Ankle pain can include joint, ligament or tendon and other structures. The most common injuries that present are of the following:
- Achilles Tendinopathy
- Lateral (outside) tendinopathy or sprain
- Osteoarthritis or synovitis of the Ankle Joint
Is a debilitating injury sustained due to overuse or acute injury to the lower gastrocnemius and soleus muscles. It is the thickest and strongest tendon in the body beginning approximately half way down the leg and inserting at the back of the calcaneus (heel bone). It is primarily responsible for enabling propulsive takeoff during walking and running and hence absorbs massive strain and loading when carrying out this role. Injury to the tendon can be directly at the insertion, through the tendon itself or involve surrounding tissue including the sheath or fluid bursae opposing the tendon. Podiatrists at Karak and Wilson Podiatry are experts at diagnosing and treating such conditions which often requires advanced diagnostic and treatment options including assessment of one’s biomechanics and gait, footwear and often the application of heel lifts and/or orthoses. Strengthening of the calf and stretching is also required, and modified rest from activity. Allied health involvement is also required and our podiatry team can guide you for this. Early intervention is essential for a quicker recovery.
Generally caused by an acute rolling of the ankle during activity, ankle or inversion spraining can be debilitating during acute stages and cause continuing pain and frustration if left to progress becoming a chronic inflammatory condition. Spraining usually causes varying degrees of pain and damage to three ligaments that support the lateral or outside of the ankle. Often other structures can be damaged also including bone, joint capsule and tendons. Diagnosing the specific tissues and severity of their involvement in the injury involves an in depth understanding of the foot and ankle. Podiatrists are able to assess such problems, diagnose the injury type and severity and create a treatment plan specific to the needs of the patient. Footwear, splinting, taping, and orthoses options are combined with other therapies to bring about resolution of the ankle pain.
OSTEOARTHRITIS / SYNOVITIS
A form of arthritis whereby the talo-crural or ankle joint is subject to various forms of degenerative changes including loss of articular cartilage, bony thickening or sclerosis, formation of bony or cartilaginous masses in the joint, and inflammation of the synovial membrane that encapsulates the joint otherwise known as synovitis. Sufferers report varying degrees of pain and range of motion limitation that may range anywhere from morning stiffness to complete loss of function due to debilitating pain. X-rays and ct scans are generally used to establish a diagnosis and severity of the problem so as to help devise treatment strategies to minimise the pain and limit the condition from progressing.
Treatment varies depending on the condition but may include orthotic therapy, massage, stretching, and allied health referral for mobilisation and strengthening / proprioceptive training. So when considering your treatment options for all forms of ankle ailments remember a podiatrist is the only foot and ankle specialist and should be your first point of call.

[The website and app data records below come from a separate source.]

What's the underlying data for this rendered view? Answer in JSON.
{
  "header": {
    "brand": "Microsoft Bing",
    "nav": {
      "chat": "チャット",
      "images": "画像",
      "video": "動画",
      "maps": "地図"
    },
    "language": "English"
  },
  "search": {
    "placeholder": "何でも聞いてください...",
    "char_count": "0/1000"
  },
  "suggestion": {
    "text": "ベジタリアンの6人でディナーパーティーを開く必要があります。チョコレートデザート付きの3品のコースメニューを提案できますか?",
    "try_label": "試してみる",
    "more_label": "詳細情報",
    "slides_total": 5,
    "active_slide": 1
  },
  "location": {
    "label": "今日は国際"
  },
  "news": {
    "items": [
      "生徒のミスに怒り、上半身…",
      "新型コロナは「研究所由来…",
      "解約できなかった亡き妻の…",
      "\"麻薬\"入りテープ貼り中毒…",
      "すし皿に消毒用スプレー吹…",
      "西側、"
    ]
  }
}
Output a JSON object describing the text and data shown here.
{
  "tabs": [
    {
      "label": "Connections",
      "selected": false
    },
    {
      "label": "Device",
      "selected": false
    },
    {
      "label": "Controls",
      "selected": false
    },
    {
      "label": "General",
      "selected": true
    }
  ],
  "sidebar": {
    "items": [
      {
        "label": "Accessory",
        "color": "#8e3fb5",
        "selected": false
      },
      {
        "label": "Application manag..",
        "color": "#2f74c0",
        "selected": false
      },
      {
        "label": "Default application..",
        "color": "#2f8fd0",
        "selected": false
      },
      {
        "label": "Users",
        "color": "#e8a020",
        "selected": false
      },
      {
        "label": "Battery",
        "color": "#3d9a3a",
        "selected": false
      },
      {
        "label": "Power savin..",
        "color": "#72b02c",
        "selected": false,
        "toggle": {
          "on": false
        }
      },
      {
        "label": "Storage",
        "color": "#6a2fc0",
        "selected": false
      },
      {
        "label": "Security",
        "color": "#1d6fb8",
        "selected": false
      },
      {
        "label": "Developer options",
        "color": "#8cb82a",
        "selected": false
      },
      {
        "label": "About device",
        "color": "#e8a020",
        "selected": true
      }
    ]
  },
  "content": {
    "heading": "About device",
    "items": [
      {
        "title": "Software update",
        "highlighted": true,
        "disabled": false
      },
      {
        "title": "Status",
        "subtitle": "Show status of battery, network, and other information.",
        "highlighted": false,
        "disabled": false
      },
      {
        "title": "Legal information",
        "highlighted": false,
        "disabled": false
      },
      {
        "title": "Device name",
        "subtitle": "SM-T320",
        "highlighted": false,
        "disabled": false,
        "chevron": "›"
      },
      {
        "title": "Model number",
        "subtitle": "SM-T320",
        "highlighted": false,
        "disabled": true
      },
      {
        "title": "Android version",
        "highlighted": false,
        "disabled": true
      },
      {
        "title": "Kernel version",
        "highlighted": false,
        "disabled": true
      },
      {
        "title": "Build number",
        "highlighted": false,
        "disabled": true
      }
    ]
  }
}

TIBIALIS POSTERIOR DYSFUNCTION
Tibialis posterior dysfunction is a inflammatory disorder affecting the tibialis posterior muscle on the inside of the leg and foot. This muscle is primarily responsible for the maintenance of arch height and for stiffening and stabilising the foot during the propulsive phase of gait.
This disorder is caused by:
- Tight tibialis posterior muscle/tendon
- Weak tibialis posterior muscle
- Abnormal foot position
- Poor footwear that does not provide enough support.
Tibialis posterior dysfunction can present as a ‘flat foot’ or one with a reduced arch height. There is often pain when walking on the inside of the foot that can travel up the inside of the leg. There is usually a ‘bulging’ on the inside of the foot, when observed from behind.
Treatment of this condition is usually therapy to reduce the inflammation such as ice and anti inflammatories; massage and stretching to reduce tightness in the muscle and strengthening exercises to build up weak muscles. Orthoses are also a key to support the muscle, increase arch height and allow normal muscle function of the foot during gait without damaging the tibialis posterior muscle and tendon.
For further information on this or any other foot, ankle or lower limb related problems, contact Karak and Wilson Podiatry Group at any of our four locations:
Cranbourne (03) 5996 1688
Warragul (03) 5622 1111
Langwarrin (03) 9776 5576
Rosebud (03) 5986 3655
Cranbourne West (03) 5995 4988